A package of two of their first-round selections — likely 9 and 28 — plus a defenseman or a center — could entice Arizona to make a deal.

Unfortunately, even that may not be enough, as several hockey prognosticators have Tkachuk going to either Montreal (third) or Ottawa (fourth).

So, besides, Tkachuk, who are the most viable options for the Blueshirts?


If the Rangers choose to put defense first, there are two names getting a lot of attention as potential matches: Evan Bouchard (London Knights) and Noah Dobson (Acadie-Bathurst).

Evan Bouchard

Measuring in at 6-foot-2, 192 lbs. The 18-year-old Oakville, Ontario native is known for having a high hockey IQ. His smooth skating and ability to join the rush without getting hemmed in the offensive zone make him a compelling two-way defenseman.

His right-handed shot can use some work in terms of accuracy and strength but he more than makes up for it with his deft passing skills.

In each of his three seasons with the OHL’s London Knights, Bouchard led the league in points by a defenseman. His totals of 17, 44 and 87 showed his immense growth. And the scary part is, he’s still developing.

On defense, Bouchard showcases a knack for closing off passing lanes and always having superb positioning. His athletic build will serve him well as he progresses through the minors and he should reach the NHL relatively quick.

Noah Dobson

This 6-foot-3, 179 lbs. d-man is less of a polished prospect than Bouchard, but he’s no less gifted. The 18-year-old Summerside, Prince Edward Island native, spent the last two years playing for the Acadie-Bathurst Titans of the QMJHL and drew rave reviews from multiple scouts.

With 69 points in 67 games, Dobson was no slouch on offense. And he registered an impressive 13 points in 20 playoff games; playing a critical role in helping to secure the CHL Memorial Cup Championship and QMJHL Championship this past season.

Although his points totals are impressive, he’s stronger on defense than he is on offense.

Dobson’s positioning is top-rate and allows him to seal off opponents before they can do any damage.

Overall, Dobson is more of a project than Bouchard, but the Blueshirts would still be thrilled to call his name come draft night.


Now, if the Rangers choose to go the offensive route, they have another two solid choices: Oliver Wahlstrom (US National Development Team) and Serron Noel (Oshawa Generals).

Both Wahlstrom and Noel play right-wing and weigh in at 205 lbs. But that’s where the comparisons end. Noel measures in at 6-foot-5 and is a prototypical power forward. By comparison, Wahlstrom is a slight 6-foot-1 and more of a speedy sniper.

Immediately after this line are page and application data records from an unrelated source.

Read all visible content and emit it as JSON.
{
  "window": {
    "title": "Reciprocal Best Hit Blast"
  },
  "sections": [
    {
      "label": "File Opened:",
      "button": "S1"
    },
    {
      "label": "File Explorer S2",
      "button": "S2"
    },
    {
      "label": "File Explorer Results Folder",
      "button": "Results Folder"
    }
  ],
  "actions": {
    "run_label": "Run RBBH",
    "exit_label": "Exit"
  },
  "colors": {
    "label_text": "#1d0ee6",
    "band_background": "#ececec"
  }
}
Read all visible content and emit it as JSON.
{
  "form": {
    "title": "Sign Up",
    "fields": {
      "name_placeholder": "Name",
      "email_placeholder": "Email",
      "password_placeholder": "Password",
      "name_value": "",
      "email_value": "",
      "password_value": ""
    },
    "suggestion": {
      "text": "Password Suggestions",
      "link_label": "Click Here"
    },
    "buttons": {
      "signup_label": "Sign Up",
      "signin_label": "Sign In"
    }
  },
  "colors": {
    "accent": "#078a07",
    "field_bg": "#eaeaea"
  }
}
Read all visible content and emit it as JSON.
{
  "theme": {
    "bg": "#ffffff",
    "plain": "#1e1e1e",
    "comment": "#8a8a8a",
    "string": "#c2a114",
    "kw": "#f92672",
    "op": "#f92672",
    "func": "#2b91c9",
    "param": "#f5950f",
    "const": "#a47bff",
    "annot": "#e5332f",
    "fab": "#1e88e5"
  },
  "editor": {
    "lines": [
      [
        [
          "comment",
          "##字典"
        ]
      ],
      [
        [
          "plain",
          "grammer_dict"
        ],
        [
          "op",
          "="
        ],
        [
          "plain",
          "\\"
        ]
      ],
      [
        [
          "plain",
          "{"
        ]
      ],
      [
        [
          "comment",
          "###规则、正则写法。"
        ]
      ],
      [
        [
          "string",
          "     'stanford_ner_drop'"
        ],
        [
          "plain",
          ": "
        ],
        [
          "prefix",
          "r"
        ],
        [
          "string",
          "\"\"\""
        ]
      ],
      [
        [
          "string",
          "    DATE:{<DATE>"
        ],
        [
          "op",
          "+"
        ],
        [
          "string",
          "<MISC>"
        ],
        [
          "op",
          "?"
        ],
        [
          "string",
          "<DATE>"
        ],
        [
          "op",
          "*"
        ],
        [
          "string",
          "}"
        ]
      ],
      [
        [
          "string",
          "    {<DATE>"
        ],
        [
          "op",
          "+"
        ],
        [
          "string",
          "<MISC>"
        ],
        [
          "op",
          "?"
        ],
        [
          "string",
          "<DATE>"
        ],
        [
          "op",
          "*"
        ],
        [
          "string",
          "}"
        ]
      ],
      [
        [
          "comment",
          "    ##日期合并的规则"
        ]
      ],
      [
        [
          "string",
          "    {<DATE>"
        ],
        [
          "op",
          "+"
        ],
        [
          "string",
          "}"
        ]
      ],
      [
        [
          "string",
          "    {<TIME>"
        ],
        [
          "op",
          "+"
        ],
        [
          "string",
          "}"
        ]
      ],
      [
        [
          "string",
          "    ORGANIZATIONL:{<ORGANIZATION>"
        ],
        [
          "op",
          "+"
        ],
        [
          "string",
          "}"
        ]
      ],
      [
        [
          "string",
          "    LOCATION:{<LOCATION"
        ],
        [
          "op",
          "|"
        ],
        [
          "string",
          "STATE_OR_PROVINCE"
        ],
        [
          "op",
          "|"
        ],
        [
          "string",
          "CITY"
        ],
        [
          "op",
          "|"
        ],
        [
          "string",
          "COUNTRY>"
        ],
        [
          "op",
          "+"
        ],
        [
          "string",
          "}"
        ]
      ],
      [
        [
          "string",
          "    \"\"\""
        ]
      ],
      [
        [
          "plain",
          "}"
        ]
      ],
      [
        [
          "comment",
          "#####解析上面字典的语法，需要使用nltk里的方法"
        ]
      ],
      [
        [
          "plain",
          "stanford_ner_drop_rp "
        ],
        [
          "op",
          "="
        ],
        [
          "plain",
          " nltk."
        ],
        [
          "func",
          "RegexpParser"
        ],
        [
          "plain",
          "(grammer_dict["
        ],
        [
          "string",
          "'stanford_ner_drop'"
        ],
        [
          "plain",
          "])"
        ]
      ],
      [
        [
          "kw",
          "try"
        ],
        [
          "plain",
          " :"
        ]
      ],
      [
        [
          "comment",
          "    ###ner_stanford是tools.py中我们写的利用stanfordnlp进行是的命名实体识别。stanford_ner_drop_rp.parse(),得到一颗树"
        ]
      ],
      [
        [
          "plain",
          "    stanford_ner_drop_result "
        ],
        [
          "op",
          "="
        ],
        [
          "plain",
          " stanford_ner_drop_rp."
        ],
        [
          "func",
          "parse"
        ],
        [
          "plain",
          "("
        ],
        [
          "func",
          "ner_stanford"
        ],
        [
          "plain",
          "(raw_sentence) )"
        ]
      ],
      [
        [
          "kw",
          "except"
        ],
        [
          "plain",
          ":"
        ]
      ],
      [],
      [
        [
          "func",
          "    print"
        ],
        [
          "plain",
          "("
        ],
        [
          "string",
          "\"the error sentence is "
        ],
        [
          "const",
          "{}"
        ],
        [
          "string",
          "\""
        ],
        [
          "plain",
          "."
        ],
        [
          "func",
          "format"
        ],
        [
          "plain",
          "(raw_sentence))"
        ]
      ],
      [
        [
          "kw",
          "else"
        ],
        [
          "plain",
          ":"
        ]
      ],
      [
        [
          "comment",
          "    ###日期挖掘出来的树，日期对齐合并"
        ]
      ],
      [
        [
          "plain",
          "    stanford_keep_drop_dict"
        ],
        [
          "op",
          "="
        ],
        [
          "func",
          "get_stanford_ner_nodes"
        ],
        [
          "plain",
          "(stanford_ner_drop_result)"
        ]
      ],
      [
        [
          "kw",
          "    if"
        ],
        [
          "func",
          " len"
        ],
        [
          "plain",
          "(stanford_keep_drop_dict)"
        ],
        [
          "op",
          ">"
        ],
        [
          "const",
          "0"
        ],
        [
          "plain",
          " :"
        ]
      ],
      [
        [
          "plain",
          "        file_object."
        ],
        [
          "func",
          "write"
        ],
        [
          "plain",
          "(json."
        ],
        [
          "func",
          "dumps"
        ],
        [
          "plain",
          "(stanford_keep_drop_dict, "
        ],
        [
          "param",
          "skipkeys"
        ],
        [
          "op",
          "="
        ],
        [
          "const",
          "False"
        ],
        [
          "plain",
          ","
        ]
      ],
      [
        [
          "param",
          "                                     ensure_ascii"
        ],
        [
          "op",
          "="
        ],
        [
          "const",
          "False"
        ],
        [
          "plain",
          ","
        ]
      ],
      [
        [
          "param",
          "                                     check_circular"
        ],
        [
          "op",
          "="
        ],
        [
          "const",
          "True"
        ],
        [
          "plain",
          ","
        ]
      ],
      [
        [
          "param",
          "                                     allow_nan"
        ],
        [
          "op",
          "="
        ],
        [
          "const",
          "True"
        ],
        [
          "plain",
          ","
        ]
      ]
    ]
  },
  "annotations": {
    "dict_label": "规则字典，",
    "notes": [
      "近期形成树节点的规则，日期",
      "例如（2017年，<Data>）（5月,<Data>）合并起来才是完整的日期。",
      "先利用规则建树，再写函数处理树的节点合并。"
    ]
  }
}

Oliver Wahlstrom

What do you get when you mix a cannon and the energizer bunny? Answer: you get the 17-year-old Yarmouth, Maine native, Oliver Wahlstrom.

With 94 points in 62 games this past season for the US National Development Team, Wahlstrom earned high marks from everybody who watched him play. His wizardry stickhandling the puck and willingness to go to the “dirty areas” make him near impossible for opponents to contain.

His instinct is something that can’t be taught and will be key to his swift ascent to the NHL. Granted he’s going to have a stopover at Boston College, so he may develop a bit of a friendly rivalry with David Quinn before long.

Serron Noel

This 17-year-old Guelph, Ontario native is shaped in the mold of Milan Lucic and Patrick Maroon: a big bodied, power-skating forward who’s willing to go to the front of the net to score goals.

With 53 points in 62 games for the OHL’s Oshawa Generals, Noel isn’t as dynamic a player as Wahlstrom. But sometimes, it’s better to be steady instead of dynamic. With the NHL populated by numerous top-flight netminders, it’s important to have big-bodied players willing to put their bodies on the line in order to get pucks into the opponent’s nets.


For the sake of familiarity — and getting the best available player — the Blueshirts should trade up to acquire Tkachuk.

There’s a limit to how much the Rangers should be willing to give up though.

In the event there’s no trade to be had, their best bet is to select Bouchard.

While none of these prospective draft picks are “NHL-ready,” Bouchard has the most potential to make his way through the Rangers’ system quickly. And, if everything goes smoothly, Bouchard could make his NHL debut sometime during the 2019-2020 season.